I had a bit of trouble getting the card to lie open, but bending the spine back (as suggested in the instructions) did the trick.
I can see how the process has room for human error.
The next step was a little trickier. I had to drop some reagent liquid in the correct hole on the test card.
The instructions said to hold the bottle straight, not at an angle, and to make sure to get six drops in. A false negative can occur if there’s not enough liquid in the hole.
I tried my best to use enough of the solution, but the dropper spit out several air bubbles along with it. I added an extra drop for good measure, and there was not enough liquid left for a second test when I was done.
I swabbed myself while taking a selfie, which was harder than it looks.
Then came the dreaded swab. The kit was pretty well-designed for minimizing human error on this step: I removed the swab at the stick end, and inserted the soft tip into my nostril.
The instructions say to make at least five big circles per nostril, or swab for 15 seconds on each side. I counted to 15, eyes watering, and then repeated on the other side.
I inserted the swab into the test card, closed it, and waited.
I slid the snotty swab tip though the two holes in the test card as instructed. I’m glad the directions included a diagram for this step.
Before closing the card, I made sure to turn the swab to the right three times to mix my sample with the reagent drops.

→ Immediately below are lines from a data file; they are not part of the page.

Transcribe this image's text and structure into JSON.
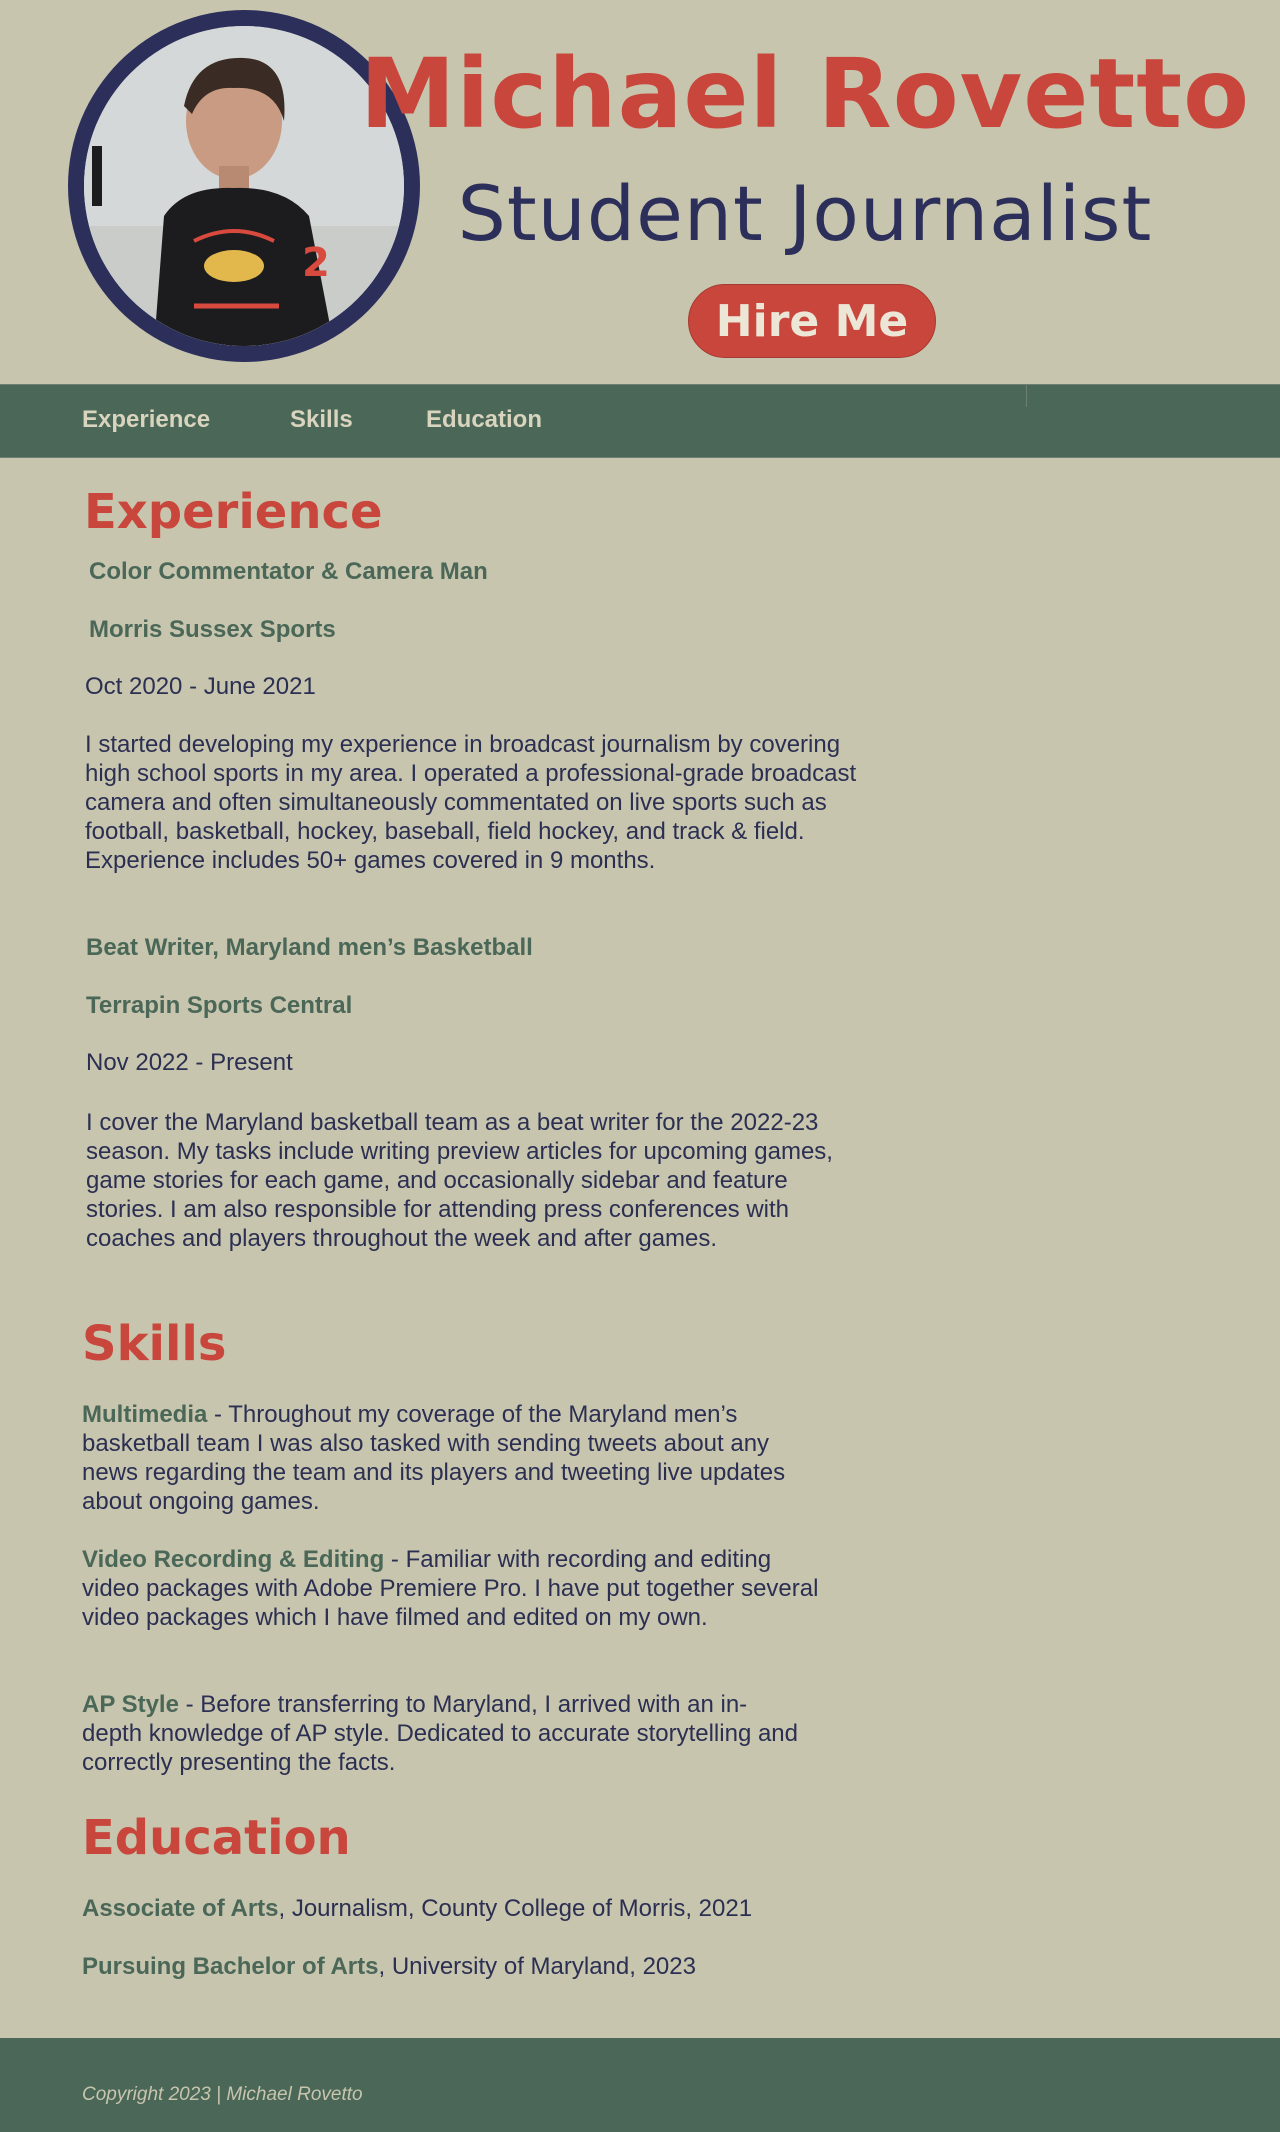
{
  "header": {
    "name": "Michael Rovetto",
    "title": "Student Journalist",
    "hire_label": "Hire Me"
  },
  "nav": {
    "items": [
      "Experience",
      "Skills",
      "Education"
    ]
  },
  "experience": {
    "heading": "Experience",
    "jobs": [
      {
        "role": "Color Commentator & Camera Man",
        "org": "Morris Sussex Sports",
        "dates": "Oct 2020 - June 2021",
        "description": "I started developing my experience in broadcast journalism by covering high school sports in my area. I operated a professional-grade broadcast camera and often simultaneously commentated on live sports such as football, basketball, hockey, baseball, field hockey, and track & field. Experience includes 50+ games covered in 9 months."
      },
      {
        "role": "Beat Writer, Maryland men’s Basketball",
        "org": "Terrapin Sports Central",
        "dates": "Nov 2022 - Present",
        "description": "I cover the Maryland basketball team as a beat writer for the 2022-23 season. My tasks include writing preview articles for upcoming games, game stories for each game, and occasionally sidebar and feature stories. I am also responsible for attending press conferences with coaches and players throughout the week and after games."
      }
    ]
  },
  "skills": {
    "heading": "Skills",
    "items": [
      {
        "name": "Multimedia",
        "text": " - Throughout my coverage of the Maryland men’s basketball team I was also tasked with sending tweets about any news regarding the team and its players and tweeting live updates about ongoing games."
      },
      {
        "name": "Video Recording & Editing",
        "text": " - Familiar with recording and editing video packages with Adobe Premiere Pro. I have put together several video packages which I have filmed and edited on my own."
      },
      {
        "name": "AP Style",
        "text": " - Before transferring to Maryland, I arrived with an in-depth knowledge of AP style. Dedicated to accurate storytelling and correctly presenting the facts."
      }
    ]
  },
  "education": {
    "heading": "Education",
    "items": [
      {
        "degree": "Associate of Arts",
        "detail": ", Journalism, County College of Morris, 2021"
      },
      {
        "degree": "Pursuing Bachelor of Arts",
        "detail": ", University of Maryland, 2023"
      }
    ]
  },
  "footer": {
    "copyright": "Copyright 2023 | Michael Rovetto"
  },
  "colors": {
    "background": "#c8c5ae",
    "accent_red": "#c8463c",
    "navy": "#2b2f5a",
    "green": "#4a6757"
  }
}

I feel pretty confident I’m COVID-free after seeing my negative result.
The test kit advertises results in 15 minutes, but I waited 25 just to be safe.
My test card was identical to the negative result diagram, with a single pink line where it said “control.” There wasn’t even a hint of a second line, which would indicate a positive result.
If I had reason to believe I was exposed to the coronavirus, I would take a couple more rapid tests this week to be sure I was negative. But given that I’m fully vaccinated and haven’t come into contact with any sick people to my knowledge, I feel good about my result.